If you plan to keep soap, a cup, a few cosmetics and perhaps a bottle of perfume on the vanity top, an easy way to make them look organised is to put them on an attractive tray. “That way, it’s all corralled into a single, beautiful small tray,” said Barbara Sallick, a founder and the senior vice president of design at Waterworks, whose latest book, The Ultimate Bath, will be published in September.
Some trays are sold specifically for bathroom use, but Sallick likes hunting for vintage trays and containers that would work in any room.
There are a couple of functional advantages to using a tray: “One, it makes it easier to clean, because you can pick the whole thing up,” Davis said. “But also from a water-spreading standpoint, when my kids and husband wash their hands and get water all over the counter, a tray keeps it from getting into the products.”
Next to the bathtub, a caddy, stool or small side table can serve a similar purpose, so you don’t have to balance bottles on the edge of the tub or put them on the floor.
For a step closer to aesthetic bliss, consider the bottles themselves: Leaving out a hodgepodge of bottles in various shapes, sizes and colors creates visual clutter.
“The containers matter a lot,” Sallick said. Try to keep only an essential selection of bottles out, and consider giving priority to products in attractive packaging. (There’s a reason Aesop bottles appear in so many professionally photographed bathrooms.)
Or do what Sallick did. “Years ago, I found really nice, clear, rectangular containers at Muji and bought a boatload of them,” she said. Now she pours all of her soaps and shampoos into them.
If you prefer a different style of container, a wide range of attractive, refillable bottles can be found on Etsy.
To keep your bathroom looking serene, figure out where you’ll put your towels and washcloths. A stack of clean, fluffy towels can be a beautiful thing, so when they’re freshly laundered, fold them nicely and pile them up in a closet or on a shelf. “They all need to get lined up, whether you sort them by colour, by size or by trim,” Sallick said.
Once those linens are in use, you’ll need enough hanging space for every wet towel and washcloth – which isn’t always the case in busy households – to avoid having them left on a doorknob or tossed on the floor.
“It’s essential to buy hooks and towel bars, sometimes in multiple sizes, so you have a place for everything, and everybody’s towel lives in a certain place,” Sallick said.
If you think you don’t have enough wall space, there are many options that can help. Wall-mounted towel racks can hold multiple towels. Freestanding racks can be placed on the floor. You may be able to mount short towel bars on the sides of your vanity. You could add hooks on short walls, or on the back of a door. And if all else fails, you can drag in a stool or side table.
“Sometimes, when it’s a more modern aesthetic and there aren’t so many places for towel bars, we incorporate a stool with folded towels on top,” Fried said. “It’s a furniture piece that expands where people can keep a towel handy, or drop one.”
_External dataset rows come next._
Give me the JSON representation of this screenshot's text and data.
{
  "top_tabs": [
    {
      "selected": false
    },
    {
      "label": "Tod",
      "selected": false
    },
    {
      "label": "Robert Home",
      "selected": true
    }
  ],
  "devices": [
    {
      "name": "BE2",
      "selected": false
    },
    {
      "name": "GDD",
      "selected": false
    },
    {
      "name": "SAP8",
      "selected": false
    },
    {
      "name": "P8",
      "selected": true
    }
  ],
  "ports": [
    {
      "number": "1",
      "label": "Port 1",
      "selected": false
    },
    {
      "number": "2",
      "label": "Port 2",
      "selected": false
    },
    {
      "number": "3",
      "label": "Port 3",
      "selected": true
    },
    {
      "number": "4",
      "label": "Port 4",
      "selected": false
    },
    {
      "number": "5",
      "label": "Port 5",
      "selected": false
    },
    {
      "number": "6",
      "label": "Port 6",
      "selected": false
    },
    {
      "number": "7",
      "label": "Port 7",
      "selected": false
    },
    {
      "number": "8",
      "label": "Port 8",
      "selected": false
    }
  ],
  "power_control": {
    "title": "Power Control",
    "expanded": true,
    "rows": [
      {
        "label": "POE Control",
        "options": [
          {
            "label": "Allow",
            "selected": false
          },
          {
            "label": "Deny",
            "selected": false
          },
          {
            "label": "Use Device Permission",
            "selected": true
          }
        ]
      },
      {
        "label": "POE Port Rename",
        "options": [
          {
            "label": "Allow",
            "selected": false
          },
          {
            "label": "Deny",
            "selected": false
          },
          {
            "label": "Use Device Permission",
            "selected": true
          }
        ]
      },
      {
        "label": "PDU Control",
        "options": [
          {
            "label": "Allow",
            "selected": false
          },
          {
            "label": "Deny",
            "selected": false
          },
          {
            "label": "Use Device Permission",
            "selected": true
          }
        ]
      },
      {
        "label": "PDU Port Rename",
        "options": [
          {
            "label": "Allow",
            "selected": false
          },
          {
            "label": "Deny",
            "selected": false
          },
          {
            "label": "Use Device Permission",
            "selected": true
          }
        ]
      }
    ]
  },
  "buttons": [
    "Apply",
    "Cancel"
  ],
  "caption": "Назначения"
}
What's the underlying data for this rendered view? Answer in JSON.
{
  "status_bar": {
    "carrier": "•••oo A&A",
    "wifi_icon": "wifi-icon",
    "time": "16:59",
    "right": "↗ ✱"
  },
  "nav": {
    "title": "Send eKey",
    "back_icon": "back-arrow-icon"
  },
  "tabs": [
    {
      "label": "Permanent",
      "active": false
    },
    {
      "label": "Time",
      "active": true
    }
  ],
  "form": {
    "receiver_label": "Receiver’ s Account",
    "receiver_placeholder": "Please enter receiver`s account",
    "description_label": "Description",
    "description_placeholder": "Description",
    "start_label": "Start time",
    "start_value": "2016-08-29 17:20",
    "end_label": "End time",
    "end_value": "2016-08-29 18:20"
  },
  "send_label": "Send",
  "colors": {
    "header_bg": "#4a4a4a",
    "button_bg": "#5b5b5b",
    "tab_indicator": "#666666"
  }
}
By making sure there’s a dedicated place for everything, your bathroom won’t just look better – it will also feel better to use.
“Your bathroom should be a haven,” Silberstein said. “You deserve to have an uncluttered bathroom to be productive, to get yourself ready for the day and to look in the mirror and feel good.”
By Tim McKeough © The New York Times
This article originally appeared in The New York Times.